  • The response.initialEntity.appendStringList() function only works if the query’s wt (writer type) parameter is set to json or xml, for example: wt=json.

(function () {
    "use strict";

    var List = Java.type('java.util.List');

    function add_to_response(key, list) {
      if (list.length > 0) {
         response.initialEntity.appendStringList(key,, List));

    return function(request,response , ctx, collection, solrServer, solrServerFactory) {
       add_to_response('banners', ctx.getProperty('banners'));
       add_to_response('landing-pages', ctx.getProperty('redirects'));

Manually Adding Dependencies

To install dependencies manually, jar files must be placed in the ./apps/libs folder. The jar file path must be included in .apps/jetty/api/webapps/api-extra-classpath.txt and apps/jetty/connectors-classic/webapps/connectors-extra-classpath.txt.


To create script objects that access and reference Java types from Javascript use the Java.type() function:

var TwitterFactory = Java.type("twitter4j.TwitterFactory");
var twitter = TwitterFactory.getSingleton();

Debugging and Troubleshooting

To debug a JavaScript Index stage you can:

  • Check the Fusion api server logs for errors.

  • Use the logger object for print debugging (in the Fusion log file api.log).

  • Use the Pipeline Preview tool (only available in Fusion 1.x)

The JavaScript Engine Used by Fusion

The JavaScript engine used by Fusion is the Nashorn engine from Oracle. See The Nashorn Java API for details.

Upgrading to the latest Nashorn engine

The default version of the Nashorn engine used by Fusion versions 2.4.1 and earlier is the nashorn-0.1-jdk7.jar which contains many bugs that have since been fixed in the official JDK 1.8 version. In order to use the latest version of the Nashorn engine, you must:

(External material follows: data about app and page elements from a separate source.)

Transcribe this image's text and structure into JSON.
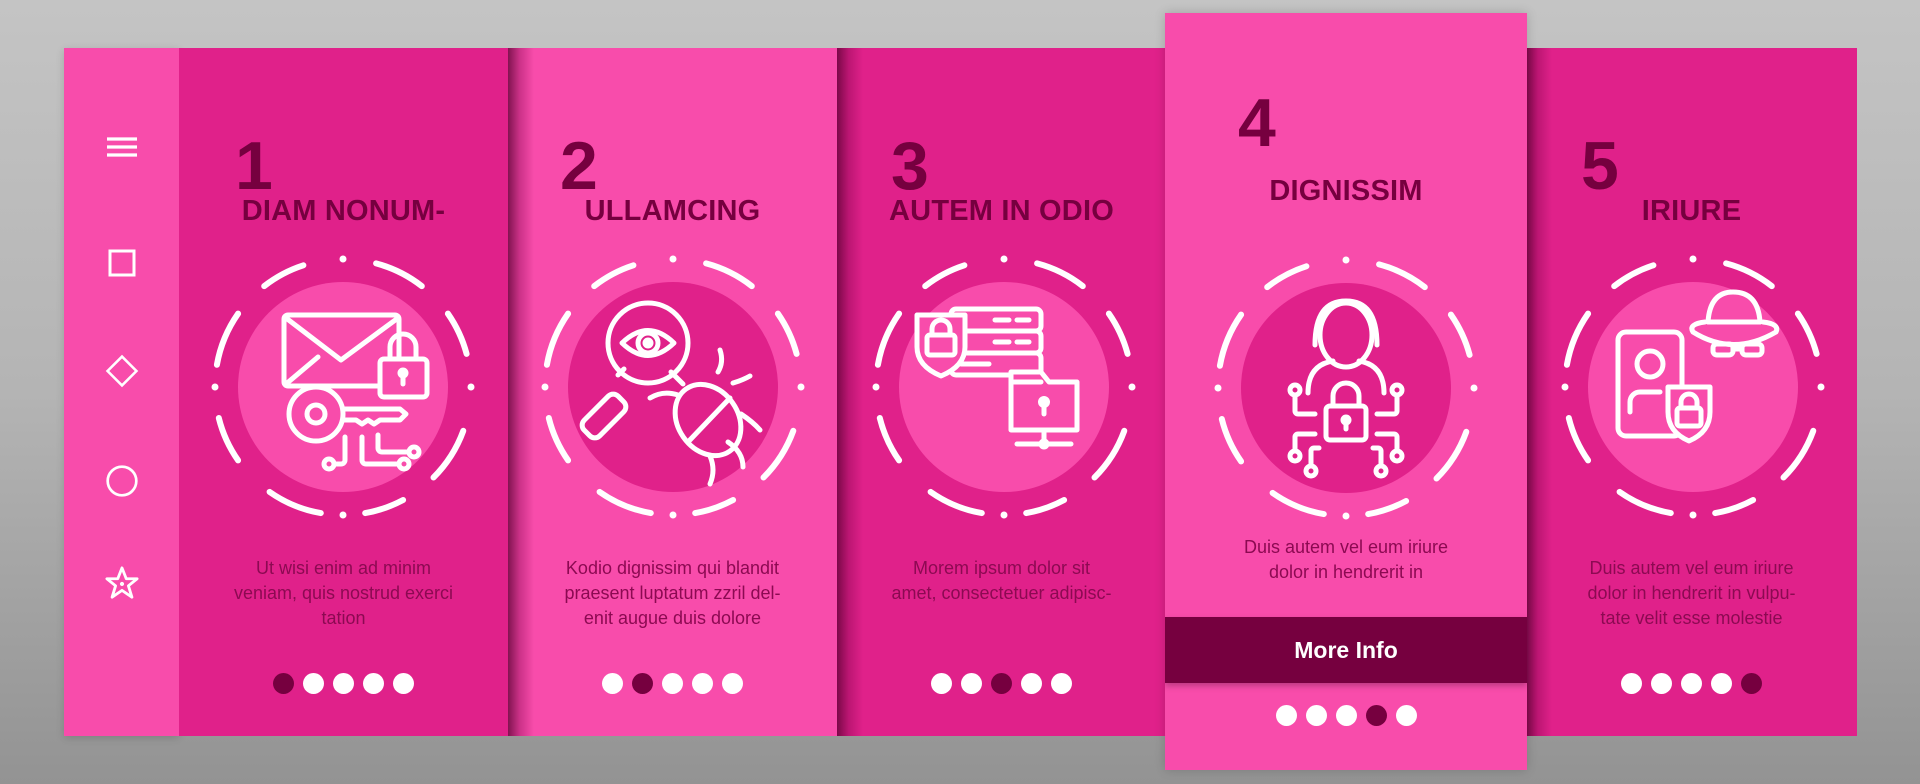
{
  "colors": {
    "background_top": "#c4c4c4",
    "background_bottom": "#939393",
    "panel_dark": "#e0218a",
    "panel_light": "#f84cab",
    "accent_dark": "#76003f",
    "icon_white": "#ffffff"
  },
  "sidebar": {
    "icons": [
      {
        "name": "hamburger-menu-icon"
      },
      {
        "name": "square-icon"
      },
      {
        "name": "diamond-icon"
      },
      {
        "name": "circle-icon"
      },
      {
        "name": "star-icon"
      }
    ]
  },
  "screens": [
    {
      "number": "1",
      "title": "DIAM NONUM-",
      "icon": "email-lock-key-icon",
      "description_lines": [
        "Ut wisi enim ad minim",
        "veniam, quis nostrud exerci",
        "tation"
      ],
      "active_dot": 1,
      "total_dots": 5
    },
    {
      "number": "2",
      "title": "ULLAMCING",
      "icon": "magnifier-eye-bug-icon",
      "description_lines": [
        "Kodio dignissim qui blandit",
        "praesent luptatum zzril del-",
        "enit augue duis dolore"
      ],
      "active_dot": 2,
      "total_dots": 5
    },
    {
      "number": "3",
      "title": "AUTEM IN ODIO",
      "icon": "server-shield-folder-icon",
      "description_lines": [
        "Morem ipsum dolor sit",
        "amet, consectetuer adipisc-"
      ],
      "active_dot": 3,
      "total_dots": 5
    },
    {
      "number": "4",
      "title": "DIGNISSIM",
      "icon": "hacker-lock-circuit-icon",
      "description_lines": [
        "Duis autem vel eum iriure",
        "dolor in hendrerit in"
      ],
      "button_label": "More Info",
      "active_dot": 4,
      "total_dots": 5
    },
    {
      "number": "5",
      "title": "IRIURE",
      "icon": "spy-hat-id-card-shield-icon",
      "description_lines": [
        "Duis autem vel eum iriure",
        "dolor in hendrerit in vulpu-",
        "tate velit esse molestie"
      ],
      "active_dot": 5,
      "total_dots": 5
    }
  ]
}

  • Have an up-to-date version of Java 8 installed.

  • Remove the nashorn-0.1-jdk7.jar from the Fusion classpaths:

    • cd fusion/4.0.x

    • find . -name "nashorn-0.1-jdk7.jar" -print -exec rm -i {} \;

Creating and accessing Java types

The following information is taken from Oracle’s JavaScript programming guide section 3, Using Java From Scripts.

To create script objects that access and reference Java types from Javascript use the Java.type() function:

var ArrayList = Java.type("java.util.ArrayList");
var a = new ArrayList;